But a last-minute intervention by the ferry company’s owner, who is also councillor in the borough of Havant, changed the city council’s mind.

Portsmouth City Council’s leader for transport, Cllr Jason Fazackarley, said: ‘We planned to stop paying the subsidy, because our officers advised us about 80 per cent of its users were Hayling Island residents. We felt Hampshire County Council should pay for the service, if it was Hampshire, rather than Portsmouth, residents who benefit more.’

The ferry makes 21 round trips each weekday day through the winter season, and 41 in the summer.

The same trip by road is more than 14 miles.

And without Portsmouth City Council’s subsidy, as well as almost £20,000 per year paid by Hampshire County Council, it would be unable to operate.
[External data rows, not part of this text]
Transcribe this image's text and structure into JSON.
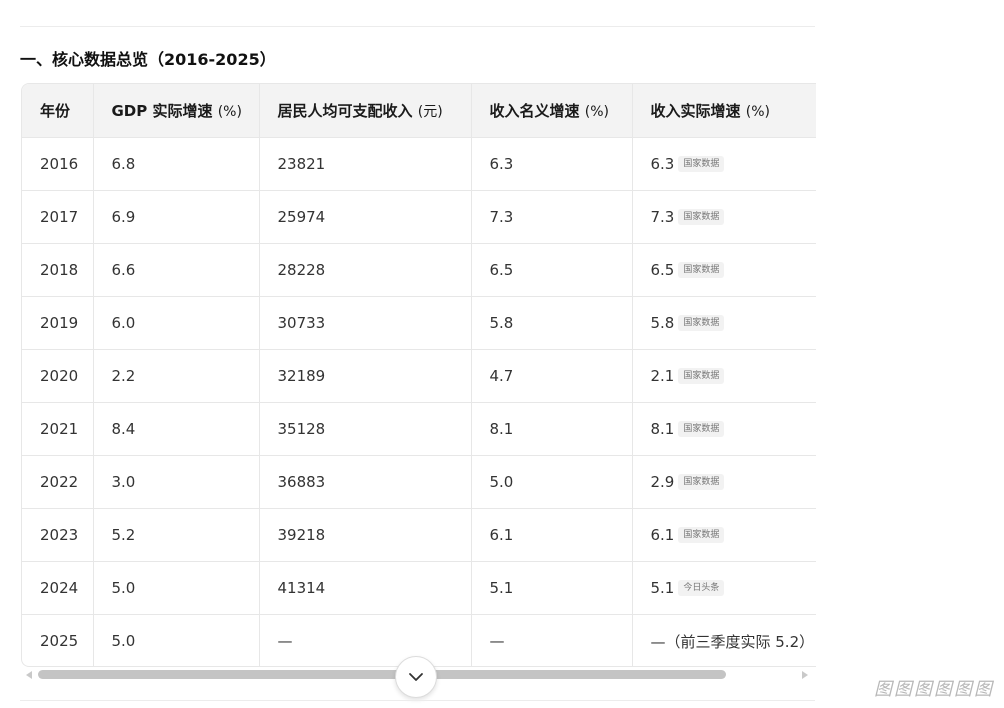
{
  "section": {
    "title": "一、核心数据总览（2016-2025）"
  },
  "table": {
    "headers": [
      {
        "label": "年份",
        "unit": ""
      },
      {
        "label": "GDP 实际增速 ",
        "unit": "(%)"
      },
      {
        "label": "居民人均可支配收入 ",
        "unit": "(元)"
      },
      {
        "label": "收入名义增速 ",
        "unit": "(%)"
      },
      {
        "label": "收入实际增速 ",
        "unit": "(%)"
      }
    ],
    "rows": [
      {
        "year": "2016",
        "gdp": "6.8",
        "income": "23821",
        "nominal": "6.3",
        "real": "6.3",
        "source": "国家数据"
      },
      {
        "year": "2017",
        "gdp": "6.9",
        "income": "25974",
        "nominal": "7.3",
        "real": "7.3",
        "source": "国家数据"
      },
      {
        "year": "2018",
        "gdp": "6.6",
        "income": "28228",
        "nominal": "6.5",
        "real": "6.5",
        "source": "国家数据"
      },
      {
        "year": "2019",
        "gdp": "6.0",
        "income": "30733",
        "nominal": "5.8",
        "real": "5.8",
        "source": "国家数据"
      },
      {
        "year": "2020",
        "gdp": "2.2",
        "income": "32189",
        "nominal": "4.7",
        "real": "2.1",
        "source": "国家数据"
      },
      {
        "year": "2021",
        "gdp": "8.4",
        "income": "35128",
        "nominal": "8.1",
        "real": "8.1",
        "source": "国家数据"
      },
      {
        "year": "2022",
        "gdp": "3.0",
        "income": "36883",
        "nominal": "5.0",
        "real": "2.9",
        "source": "国家数据"
      },
      {
        "year": "2023",
        "gdp": "5.2",
        "income": "39218",
        "nominal": "6.1",
        "real": "6.1",
        "source": "国家数据"
      },
      {
        "year": "2024",
        "gdp": "5.0",
        "income": "41314",
        "nominal": "5.1",
        "real": "5.1",
        "source": "今日头条"
      },
      {
        "year": "2025",
        "gdp": "5.0",
        "income": "—",
        "nominal": "—",
        "real": "—（前三季度实际 5.2）",
        "source": ""
      }
    ]
  },
  "controls": {
    "expand_icon": "chevron-down-icon"
  },
  "watermark": "图图图图图图"
}
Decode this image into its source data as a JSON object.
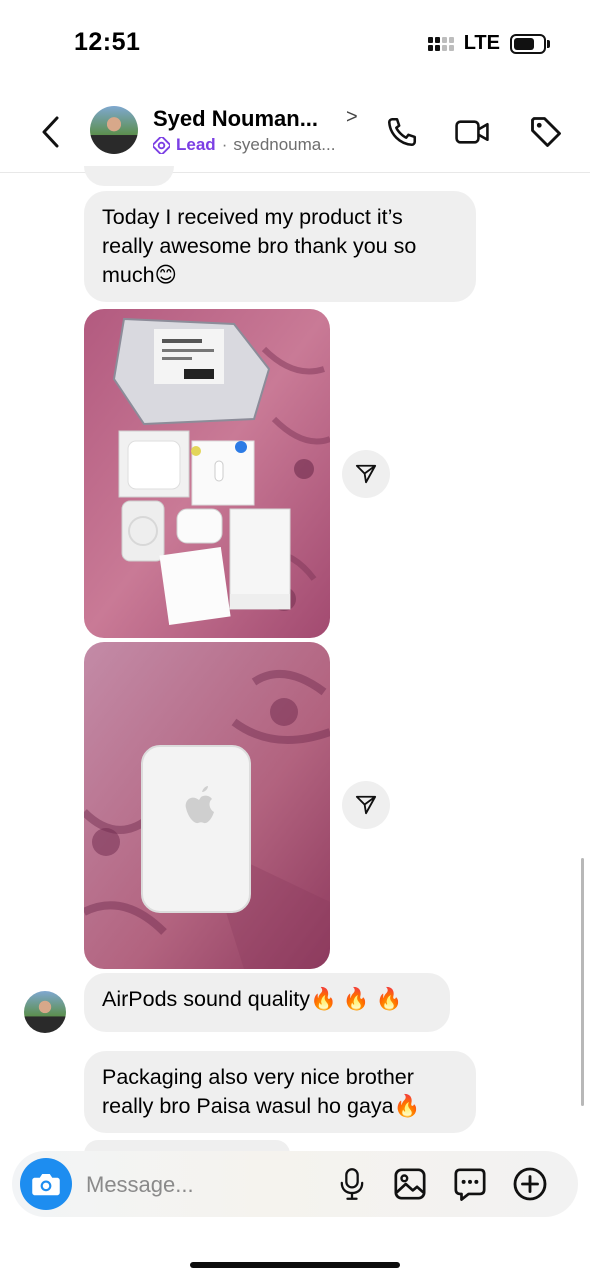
{
  "status_bar": {
    "time": "12:51",
    "network": "LTE",
    "battery_level": 0.7
  },
  "header": {
    "name": "Syed Nouman...",
    "chevron": ">",
    "label": "Lead",
    "separator": "·",
    "username": "syednouma..."
  },
  "messages": [
    {
      "type": "text",
      "text": "Today I received my product it’s really awesome bro thank you so much😊"
    },
    {
      "type": "photo",
      "subject": "unboxed AirPods Pro, MagSafe battery pack and packaging on pink cloth"
    },
    {
      "type": "photo",
      "subject": "MagSafe battery pack with Apple logo on pink cloth"
    },
    {
      "type": "text",
      "text": "AirPods sound quality🔥 🔥 🔥"
    },
    {
      "type": "text",
      "text": "Packaging also very nice brother really bro Paisa wasul ho gaya🔥"
    }
  ],
  "composer": {
    "placeholder": "Message..."
  },
  "icons": {
    "back": "chevron-left-icon",
    "call": "phone-icon",
    "video": "video-icon",
    "tag": "tag-icon",
    "lead": "lead-badge-icon",
    "share": "paper-plane-icon",
    "camera": "camera-icon",
    "mic": "microphone-icon",
    "gallery": "gallery-icon",
    "sticker": "chat-bubble-icon",
    "more": "plus-icon"
  },
  "colors": {
    "accent": "#1d8df0",
    "lead": "#7b3fe4",
    "bubble": "#efefef"
  }
}
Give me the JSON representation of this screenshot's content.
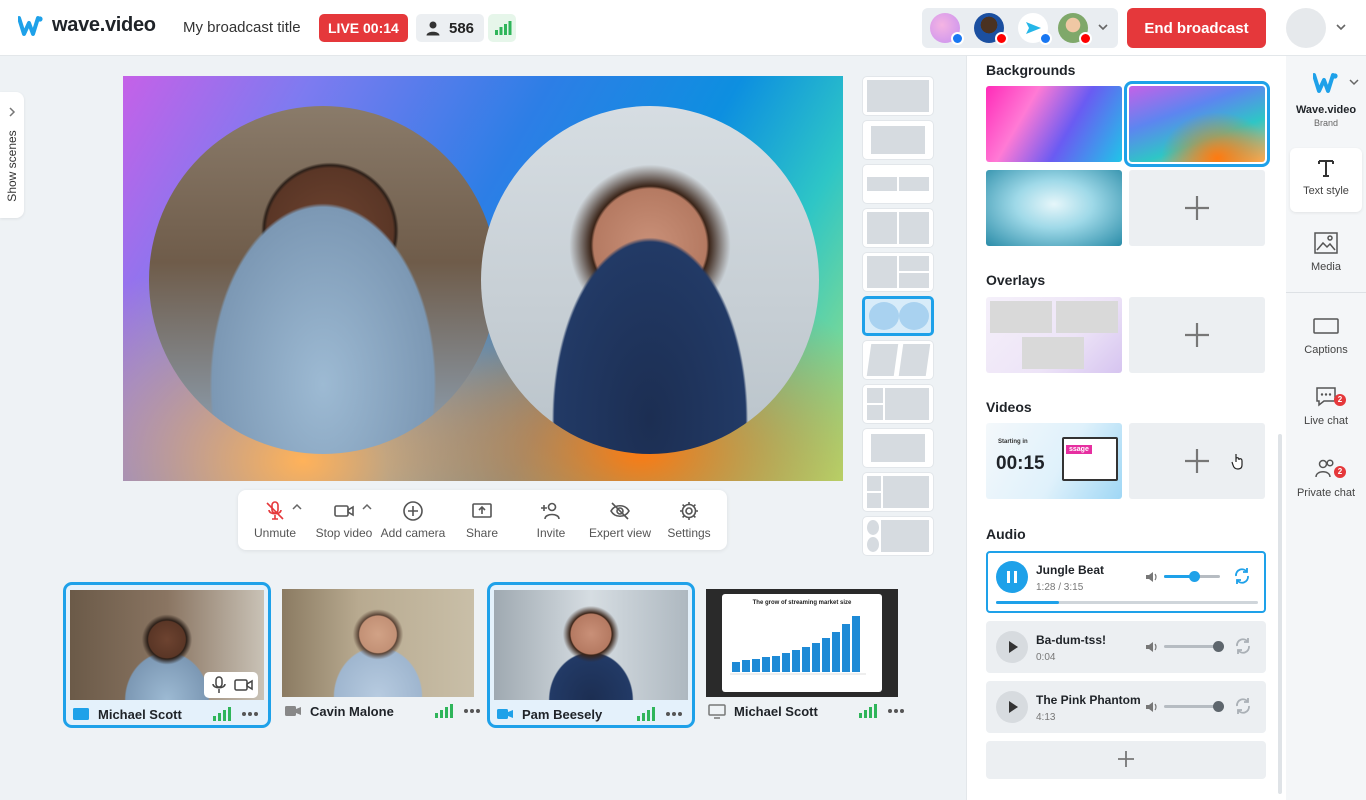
{
  "header": {
    "brand": "wave.video",
    "broadcast_title": "My broadcast title",
    "live_label": "LIVE 00:14",
    "viewer_count": "586",
    "end_broadcast_label": "End broadcast"
  },
  "sidebar_left": {
    "show_scenes_label": "Show scenes"
  },
  "controls": {
    "unmute": "Unmute",
    "stop_video": "Stop video",
    "add_camera": "Add camera",
    "share": "Share",
    "invite": "Invite",
    "expert_view": "Expert view",
    "settings": "Settings"
  },
  "participants": [
    {
      "name": "Michael Scott",
      "source": "camera",
      "selected": true
    },
    {
      "name": "Cavin Malone",
      "source": "camera",
      "selected": false
    },
    {
      "name": "Pam Beesely",
      "source": "camera",
      "selected": true
    },
    {
      "name": "Michael Scott",
      "source": "screen",
      "selected": false
    }
  ],
  "screen_share": {
    "slide_title": "The grow of streaming market size"
  },
  "panel": {
    "backgrounds_title": "Backgrounds",
    "overlays_title": "Overlays",
    "videos_title": "Videos",
    "audio_title": "Audio",
    "video_thumb": {
      "label": "Starting in",
      "countdown": "00:15",
      "screen_text": "ssage"
    }
  },
  "audio_tracks": [
    {
      "name": "Jungle Beat",
      "time": "1:28 / 3:15",
      "state": "playing",
      "volume": 0.55,
      "progress": 0.24
    },
    {
      "name": "Ba-dum-tss!",
      "time": "0:04",
      "state": "paused",
      "volume": 0.95
    },
    {
      "name": "The Pink Phantom",
      "time": "4:13",
      "state": "paused",
      "volume": 0.95
    }
  ],
  "tools": {
    "brand_label": "Wave.video",
    "brand_sub": "Brand",
    "text_style": "Text style",
    "media": "Media",
    "captions": "Captions",
    "live_chat": "Live chat",
    "live_chat_badge": "2",
    "private_chat": "Private chat",
    "private_chat_badge": "2"
  },
  "colors": {
    "accent": "#1ea1e9",
    "live_red": "#e5383b",
    "signal_green": "#2fb55a"
  }
}
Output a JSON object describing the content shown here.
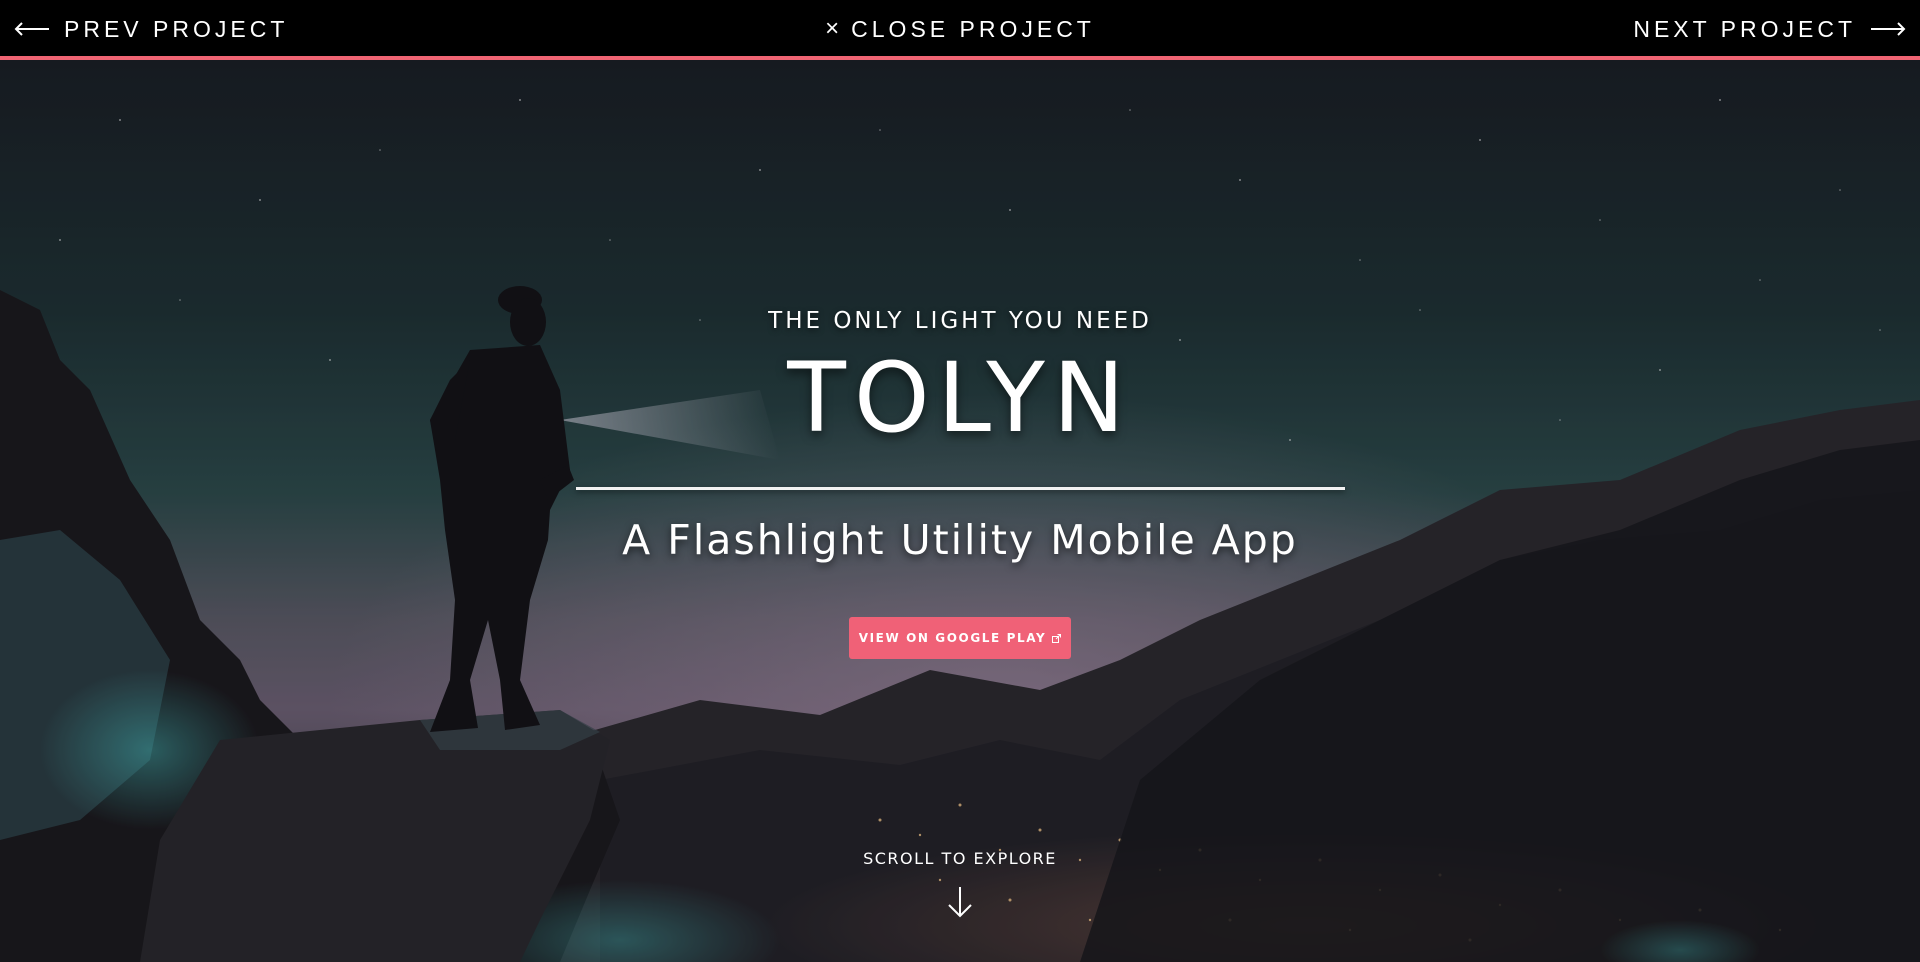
{
  "nav": {
    "prev_label": "PREV PROJECT",
    "close_label": "CLOSE PROJECT",
    "next_label": "NEXT PROJECT",
    "close_icon": "×",
    "accent_color": "#f06473"
  },
  "hero": {
    "tagline": "THE ONLY LIGHT YOU NEED",
    "title": "TOLYN",
    "subtitle": "A Flashlight Utility Mobile App",
    "cta_label": "VIEW ON GOOGLE PLAY",
    "cta_icon": "external-link-icon",
    "cta_color": "#f06177",
    "scroll_label": "SCROLL TO EXPLORE",
    "scroll_icon": "arrow-down-icon"
  }
}
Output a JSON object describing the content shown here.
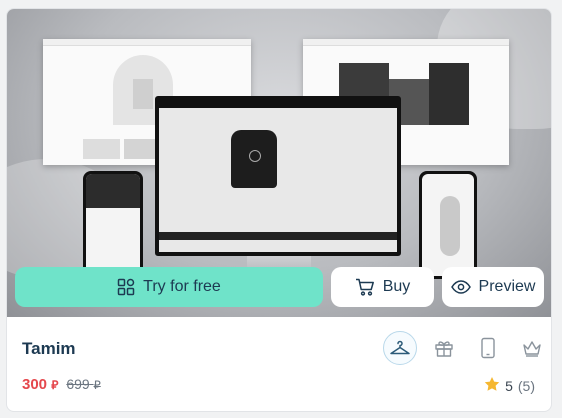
{
  "template": {
    "name": "Tamim",
    "price": {
      "current": "300",
      "original": "699",
      "currency_symbol": "⃁"
    },
    "rating": {
      "value": "5",
      "count": "(5)"
    }
  },
  "actions": {
    "try_label": "Try for free",
    "buy_label": "Buy",
    "preview_label": "Preview"
  },
  "categories": [
    "clothing-hanger-icon",
    "gift-icon",
    "mobile-icon",
    "crown-icon"
  ],
  "colors": {
    "try_button": "#6fe3c9",
    "title": "#1d3a52",
    "price": "#e5484d",
    "star": "#f5b731"
  }
}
Cllr Fazackarley said: ‘I’m very pleased we’ve been able to save the service. Havant councillor Frida Edwards came in with statistics from the company, and showed us how much it was used and valued, so we found the money.’

Cllr Edwards, whose family has run the ferry company since 1981, and is its owner, said: ‘I went to see the council and I’m pleased they listened. We rely on these subsidies to provide the service.’

Hayling Ferry’s operations manager Ian Gall, said: ‘We’d have shut down without the cash.

‘We carry lots of people, schoolchildren who go to Portsmouth schools, people who work in the city, and in the summer lots of tourists, too. We’re delighted to have been saved.’

The cash for the subsidy has come from the council’s companion bus pass scheme, which has had just eight people ask for an application pack, and no completed applications.

The scheme, which allows people with mental disabilities, and blind people, to travel by bus with a companion for free, was stopped last year, but has been restarted.

The council set aside £40,000 for the programme, but Cllr Fazackarley said: ‘We haven’t had any applicants. It’s a bit of a surprise. But we’ve been able to use that money, and we still have a ferry service, and cash left for people who do apply.’